PROBLEM:
Copy each line of the data exactly. Leave nothing out.

-- Opening Marker --

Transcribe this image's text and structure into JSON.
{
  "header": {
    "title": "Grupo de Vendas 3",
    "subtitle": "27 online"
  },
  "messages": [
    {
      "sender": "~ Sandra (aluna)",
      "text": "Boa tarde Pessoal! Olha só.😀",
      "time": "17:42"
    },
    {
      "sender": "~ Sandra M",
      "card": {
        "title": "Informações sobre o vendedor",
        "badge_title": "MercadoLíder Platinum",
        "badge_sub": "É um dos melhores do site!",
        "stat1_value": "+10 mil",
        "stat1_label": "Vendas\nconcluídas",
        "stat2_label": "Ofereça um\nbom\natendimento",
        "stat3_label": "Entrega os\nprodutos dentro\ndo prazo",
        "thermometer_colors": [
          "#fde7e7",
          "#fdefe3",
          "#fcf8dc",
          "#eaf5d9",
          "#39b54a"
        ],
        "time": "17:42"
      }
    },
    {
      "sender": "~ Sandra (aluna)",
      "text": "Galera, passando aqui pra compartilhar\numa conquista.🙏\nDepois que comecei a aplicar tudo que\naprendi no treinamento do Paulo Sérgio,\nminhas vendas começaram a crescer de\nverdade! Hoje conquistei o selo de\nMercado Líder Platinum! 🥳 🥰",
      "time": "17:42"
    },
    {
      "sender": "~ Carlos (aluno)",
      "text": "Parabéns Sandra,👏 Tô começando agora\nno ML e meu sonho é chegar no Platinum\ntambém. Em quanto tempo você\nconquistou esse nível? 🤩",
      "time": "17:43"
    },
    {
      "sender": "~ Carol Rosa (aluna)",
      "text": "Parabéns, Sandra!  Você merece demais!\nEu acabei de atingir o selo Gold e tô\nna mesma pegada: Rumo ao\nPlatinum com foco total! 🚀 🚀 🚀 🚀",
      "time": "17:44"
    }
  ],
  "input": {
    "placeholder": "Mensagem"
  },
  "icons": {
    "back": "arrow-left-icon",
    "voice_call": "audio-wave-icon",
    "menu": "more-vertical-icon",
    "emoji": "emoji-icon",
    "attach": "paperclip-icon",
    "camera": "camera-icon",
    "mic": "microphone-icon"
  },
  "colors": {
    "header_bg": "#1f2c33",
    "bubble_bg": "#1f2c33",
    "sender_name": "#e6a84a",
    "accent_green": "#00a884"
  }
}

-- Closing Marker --

ANSWER SECTION:
Transcribe this image's text and structure into JSON.
{
  "header": {
    "title": "Grupo de Vendas 3",
    "subtitle": "27 online"
  },
  "messages": [
    {
      "sender": "~ Sandra (aluna)",
      "text": "Boa tarde Pessoal! Olha só.😀",
      "time": "17:42"
    },
    {
      "sender": "~ Sandra M",
      "card": {
        "title": "Informações sobre o vendedor",
        "badge_title": "MercadoLíder Platinum",
        "badge_sub": "É um dos melhores do site!",
        "stat1_value": "+10 mil",
        "stat1_label": "Vendas\nconcluídas",
        "stat2_label": "Ofereça um\nbom\natendimento",
        "stat3_label": "Entrega os\nprodutos dentro\ndo prazo",
        "thermometer_colors": [
          "#fde7e7",
          "#fdefe3",
          "#fcf8dc",
          "#eaf5d9",
          "#39b54a"
        ],
        "time": "17:42"
      }
    },
    {
      "sender": "~ Sandra (aluna)",
      "text": "Galera, passando aqui pra compartilhar\numa conquista.🙏\nDepois que comecei a aplicar tudo que\naprendi no treinamento do Paulo Sérgio,\nminhas vendas começaram a crescer de\nverdade! Hoje conquistei o selo de\nMercado Líder Platinum! 🥳 🥰",
      "time": "17:42"
    },
    {
      "sender": "~ Carlos (aluno)",
      "text": "Parabéns Sandra,👏 Tô começando agora\nno ML e meu sonho é chegar no Platinum\ntambém. Em quanto tempo você\nconquistou esse nível? 🤩",
      "time": "17:43"
    },
    {
      "sender": "~ Carol Rosa (aluna)",
      "text": "Parabéns, Sandra!  Você merece demais!\nEu acabei de atingir o selo Gold e tô\nna mesma pegada: Rumo ao\nPlatinum com foco total! 🚀 🚀 🚀 🚀",
      "time": "17:44"
    }
  ],
  "input": {
    "placeholder": "Mensagem"
  },
  "icons": {
    "back": "arrow-left-icon",
    "voice_call": "audio-wave-icon",
    "menu": "more-vertical-icon",
    "emoji": "emoji-icon",
    "attach": "paperclip-icon",
    "camera": "camera-icon",
    "mic": "microphone-icon"
  },
  "colors": {
    "header_bg": "#1f2c33",
    "bubble_bg": "#1f2c33",
    "sender_name": "#e6a84a",
    "accent_green": "#00a884"
  }
}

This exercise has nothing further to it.